*** Opening TASK DATA ***

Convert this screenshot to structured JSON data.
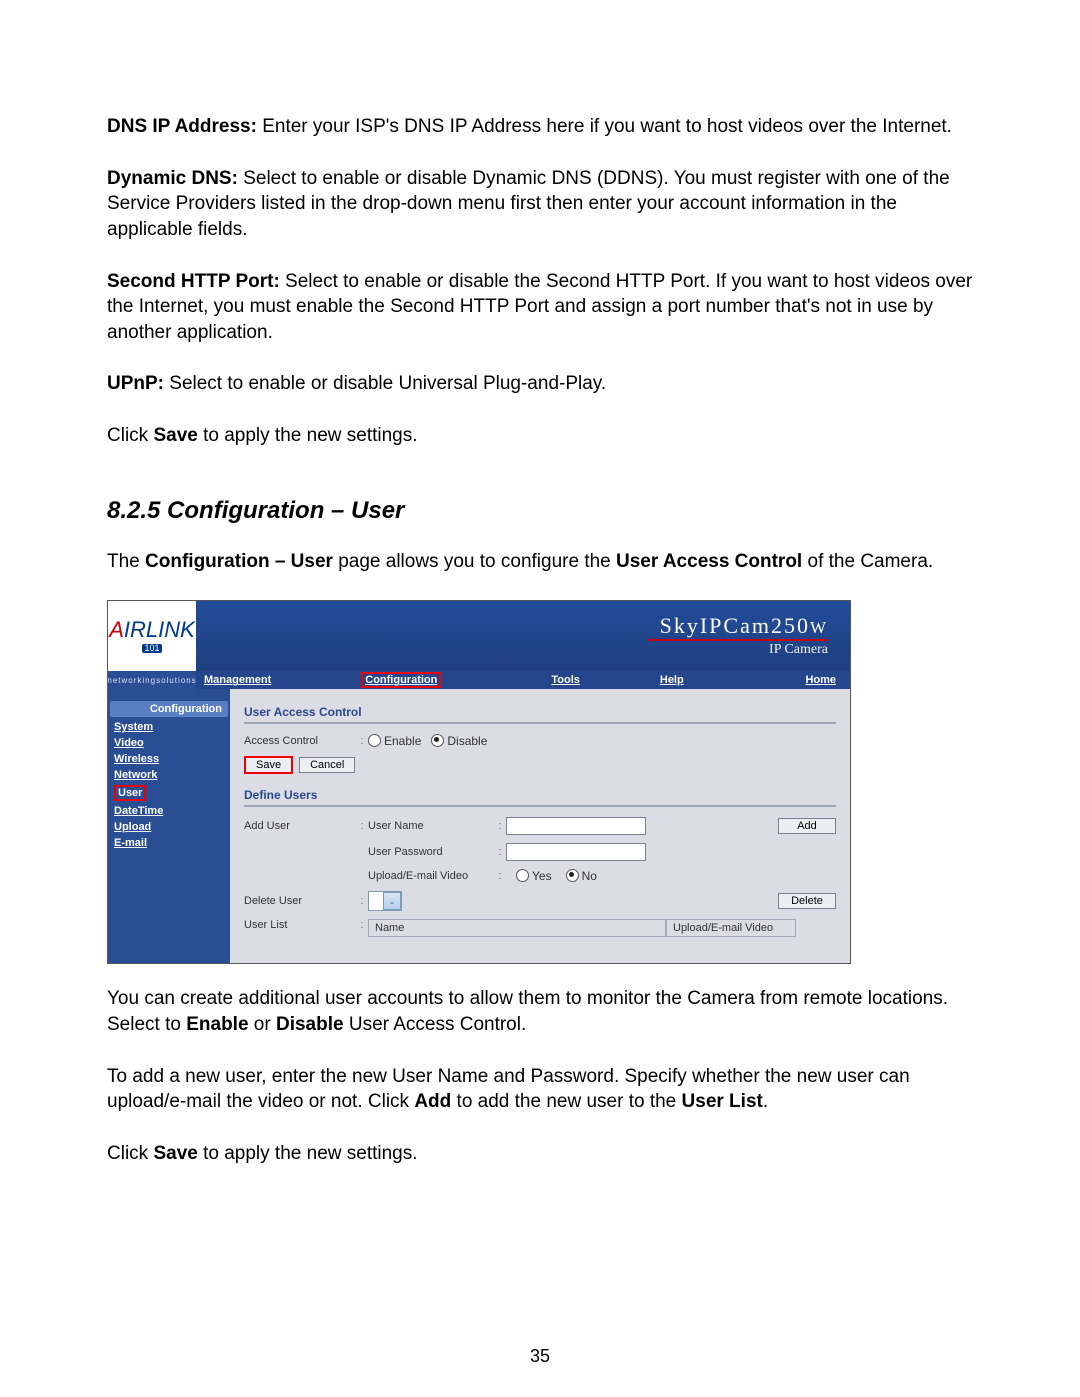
{
  "paragraphs": {
    "dns_label": "DNS IP Address:",
    "dns_text": " Enter your ISP's DNS IP Address here if you want to host videos over the Internet.",
    "ddns_label": "Dynamic DNS:",
    "ddns_text": " Select to enable or disable Dynamic DNS (DDNS). You must register with one of the Service Providers listed in the drop-down menu first then enter your account information in the applicable fields.",
    "http_label": "Second HTTP Port:",
    "http_text": " Select to enable or disable the Second HTTP Port. If you want to host videos over the Internet, you must enable the Second HTTP Port and assign a port number that's not in use by another application.",
    "upnp_label": "UPnP:",
    "upnp_text": " Select to enable or disable Universal Plug-and-Play.",
    "click1_a": "Click ",
    "click1_b": "Save",
    "click1_c": " to apply the new settings.",
    "section_title": "8.2.5 Configuration – User",
    "intro_a": "The ",
    "intro_b": "Configuration – User",
    "intro_c": " page allows you to configure the ",
    "intro_d": "User Access Control",
    "intro_e": " of the Camera.",
    "after_a": "You can create additional user accounts to allow them to monitor the Camera from remote locations. Select to ",
    "after_b": "Enable",
    "after_c": " or ",
    "after_d": "Disable",
    "after_e": " User Access Control.",
    "add_a": "To add a new user, enter the new User Name and Password. Specify whether the new user can upload/e-mail the video or not. Click ",
    "add_b": "Add",
    "add_c": " to add the new user to the ",
    "add_d": "User List",
    "add_e": ".",
    "click2_a": "Click ",
    "click2_b": "Save",
    "click2_c": " to apply the new settings."
  },
  "page_number": "35",
  "shot": {
    "logo_tag": "networkingsolutions",
    "brand_top": "SkyIPCam250",
    "brand_w": "W",
    "brand_sub": "IP Camera",
    "nav": {
      "management": "Management",
      "configuration": "Configuration",
      "tools": "Tools",
      "help": "Help",
      "home": "Home"
    },
    "sidebar": {
      "head": "Configuration",
      "system": "System",
      "video": "Video",
      "wireless": "Wireless",
      "network": "Network",
      "user": "User",
      "datetime": "DateTime",
      "upload": "Upload",
      "email": "E-mail"
    },
    "content": {
      "uac_header": "User Access Control",
      "access_control": "Access Control",
      "enable": "Enable",
      "disable": "Disable",
      "save": "Save",
      "cancel": "Cancel",
      "define_users": "Define Users",
      "add_user": "Add User",
      "user_name": "User Name",
      "user_password": "User Password",
      "upload_email_video": "Upload/E-mail Video",
      "yes": "Yes",
      "no": "No",
      "add": "Add",
      "delete_user": "Delete User",
      "delete": "Delete",
      "user_list": "User List",
      "th_name": "Name",
      "th_upload": "Upload/E-mail Video"
    }
  }
}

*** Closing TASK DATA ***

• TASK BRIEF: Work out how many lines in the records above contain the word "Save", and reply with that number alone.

• ANSWER: 3